There are more than fourteen presidential candidates for the 2004 election year. But if trends continue the way they've been going, only two will have any chance of winning at all.
Senator John Kerry and and current President George W. Bush, respective Democratic and Republican presidential nominees, are fast taking a combined 94-point lead over any of the remaining presidential hopefuls, a fact some call a testament to the current unity of the American public.
"Isn't it inspiring that a nation of 250 million of the best educated people in the world can whittle down the choice for president to two strong, rousing and uncorrupted leaders?" said Ben Weinstein, political science undergraduate student at the College of DuPage. "I feel confident in coin-tossing my vote for either of these men, because they have convincingly emerged from a pack of so many other capable would-be Commanders-in-Chiefs of this great nation. How could we go wrong?"
Through high-profile debates, television and radio commercials, and malign banishment of third party candidates from many states' ballots and all three major debates, the Democratic and Republican hopefuls are beginning to separate themselves significantly from the rest in what Dr. Samuel Elson, political science professor at the University of California, calls a "triumph of democracy".
"These two men faced great competition, both in numbers and skill," he said. "In the end, though, thanks to their steadfast campaigning and clever debating, they've managed to distinguish themselves from their rivals. Kudos to both men for a race well-played, and to their opponents...well, the great thing about democracy is, there's always next time."
But though the two forerunners seem to be gaining significant ground between themselves and whoever the hell else is running, most of the other trailing candidates remain optimistic.
"We still believe that the American people will make the right decision, and though we have not been allocated the 160 million dollars that each party has spent on swaying Ohio's vote alone, we live in an age where anyone can find unlimited information on any candidate at any time or place," said a surprisingly cooperative joint statement from candidates Bill Van Auken (Socialist Equality Party) and Roger Calero (Socialist Workers Party). "How could we lose?"

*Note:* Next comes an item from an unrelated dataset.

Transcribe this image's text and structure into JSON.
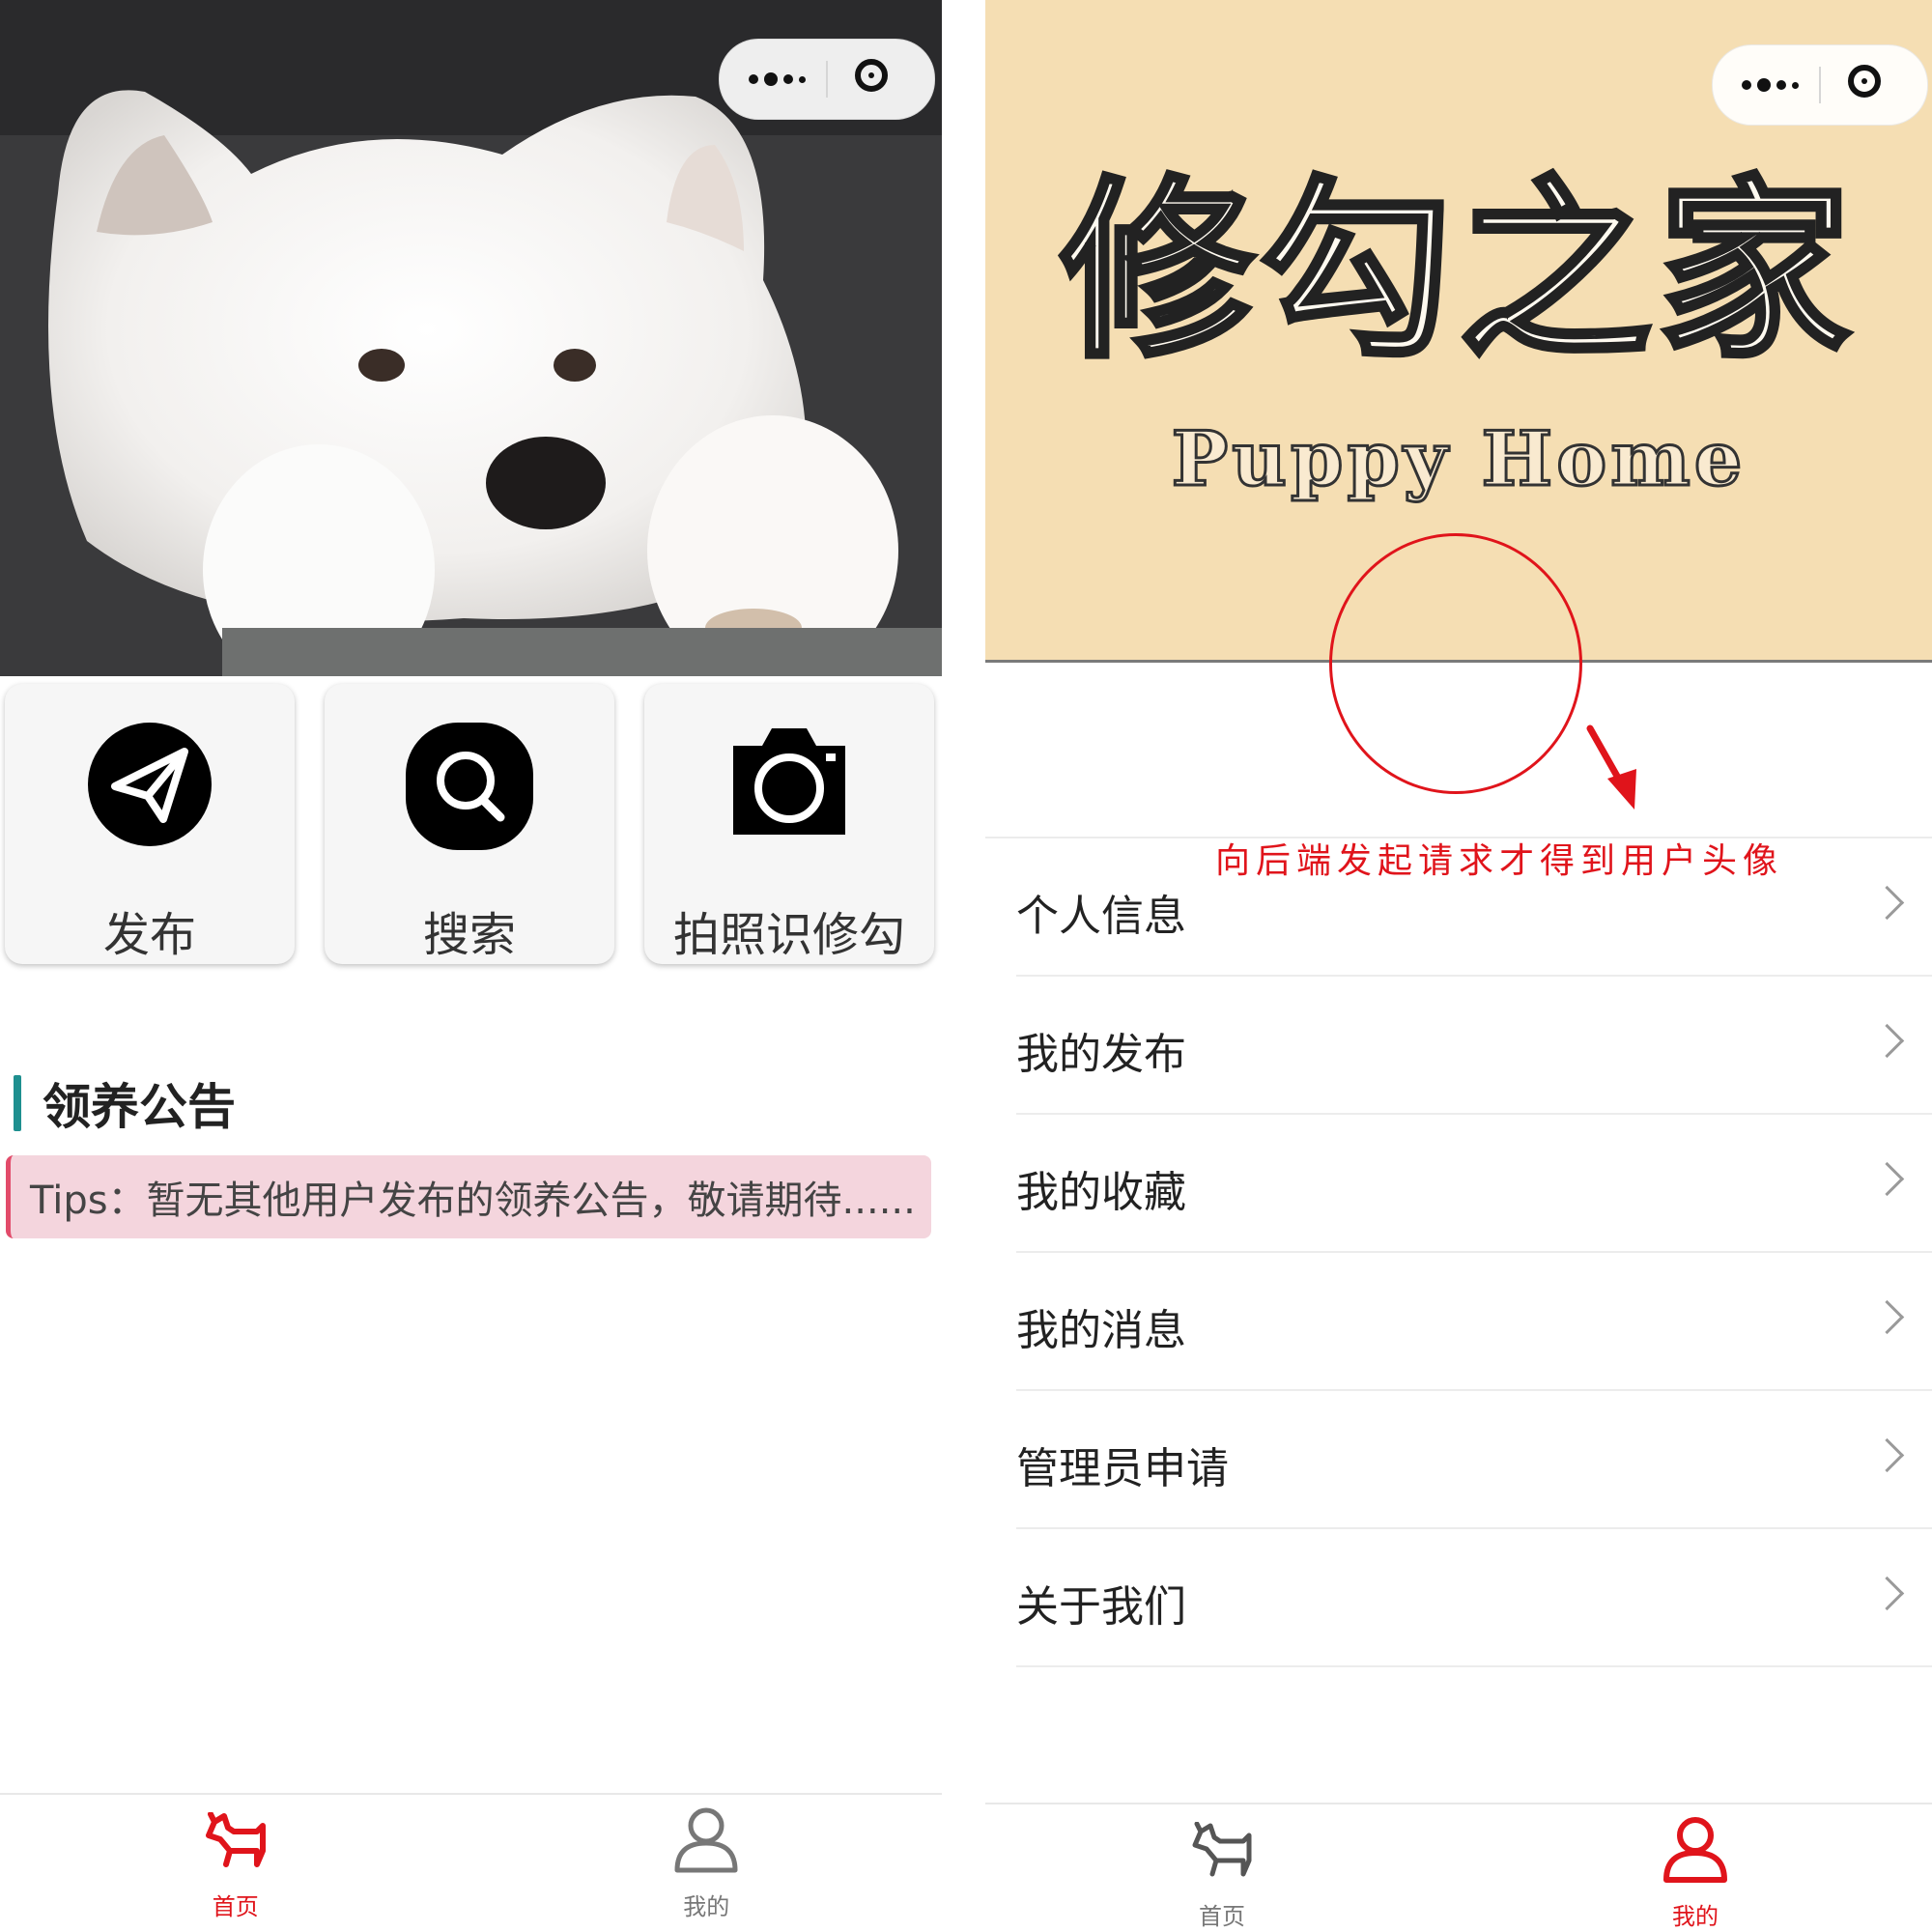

Michael Peroutka of the Constitution Party, whose party emphasizes the importance of religious moral influence on public life and supports the abolition of all domestic federal aid, is still hopeful.

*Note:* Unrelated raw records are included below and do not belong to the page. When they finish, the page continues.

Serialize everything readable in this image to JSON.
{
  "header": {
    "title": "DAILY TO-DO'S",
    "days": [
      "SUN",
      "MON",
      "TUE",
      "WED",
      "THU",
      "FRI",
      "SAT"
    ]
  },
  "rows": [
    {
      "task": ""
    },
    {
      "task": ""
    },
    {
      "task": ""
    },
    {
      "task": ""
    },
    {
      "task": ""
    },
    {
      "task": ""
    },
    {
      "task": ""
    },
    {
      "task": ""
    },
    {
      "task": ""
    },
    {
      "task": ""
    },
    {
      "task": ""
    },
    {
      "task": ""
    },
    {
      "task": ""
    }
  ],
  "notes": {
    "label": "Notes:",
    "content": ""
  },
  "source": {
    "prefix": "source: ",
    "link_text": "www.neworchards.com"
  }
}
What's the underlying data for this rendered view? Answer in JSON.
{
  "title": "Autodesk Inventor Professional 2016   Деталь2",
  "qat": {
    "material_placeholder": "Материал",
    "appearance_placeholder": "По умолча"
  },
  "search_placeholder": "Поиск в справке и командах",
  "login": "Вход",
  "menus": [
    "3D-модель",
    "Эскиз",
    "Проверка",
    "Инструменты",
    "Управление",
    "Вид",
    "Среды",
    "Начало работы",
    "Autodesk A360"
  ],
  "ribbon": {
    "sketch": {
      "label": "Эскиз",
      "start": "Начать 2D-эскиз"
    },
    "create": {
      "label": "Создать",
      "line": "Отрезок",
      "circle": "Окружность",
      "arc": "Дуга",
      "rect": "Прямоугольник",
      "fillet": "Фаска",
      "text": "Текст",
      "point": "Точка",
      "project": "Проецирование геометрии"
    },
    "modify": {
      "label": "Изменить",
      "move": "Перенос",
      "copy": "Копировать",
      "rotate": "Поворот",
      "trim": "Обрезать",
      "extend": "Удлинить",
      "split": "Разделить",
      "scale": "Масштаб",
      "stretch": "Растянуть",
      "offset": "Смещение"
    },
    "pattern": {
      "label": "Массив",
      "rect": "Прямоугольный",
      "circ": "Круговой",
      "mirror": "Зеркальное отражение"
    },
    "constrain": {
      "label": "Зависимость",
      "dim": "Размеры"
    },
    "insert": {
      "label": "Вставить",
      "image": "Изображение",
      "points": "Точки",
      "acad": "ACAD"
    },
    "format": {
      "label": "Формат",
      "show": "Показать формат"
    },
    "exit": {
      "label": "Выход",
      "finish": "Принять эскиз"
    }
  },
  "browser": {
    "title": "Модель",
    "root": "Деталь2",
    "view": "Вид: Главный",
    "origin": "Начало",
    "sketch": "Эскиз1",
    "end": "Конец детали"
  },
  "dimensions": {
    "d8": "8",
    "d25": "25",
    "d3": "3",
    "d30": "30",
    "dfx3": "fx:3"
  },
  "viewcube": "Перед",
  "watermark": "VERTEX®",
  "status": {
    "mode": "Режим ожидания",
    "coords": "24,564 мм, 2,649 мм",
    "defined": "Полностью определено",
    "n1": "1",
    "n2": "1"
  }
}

"There might very well have been 62 million people watching last week's presidential debates between Bush and Kerry, but that means that there are at least 200 million other Americans who have not been swayed by the corporate-funded, self-interested and deceitful candidates that are President Bush and Senator Kerry," said Peroutka. "It was disappointing to not be included in last week's [Presidential] debates, but that was only because they're afraid of us. They know that given the chance we'll bring them to task."
The battle between Kerry and Bush is expected to heat up in the weeks leading up to the election as the two candidates further separate themselves from the Libertarian, Green and Constitution parties as well as a handful of other independent candidates.
"While John Kerry is a formidable opponent and has waged a very successful campaign," said Bush's campaign chairman Gov. Marc Racicot, "we mustn't let down our guard against other rivals such as Dianne Bell of the American Party, Libertarian candidate Michael Badnarik, or Gene Admonson of the Concerns of People Party, any of whom might sneak in through the back door and steal crucial electoral votes in very important swing states."
Racicot added glumly, "Still, it's too bad that [independent Ralph] Nader isn't on the Pennsylvania ballot. We could really use him."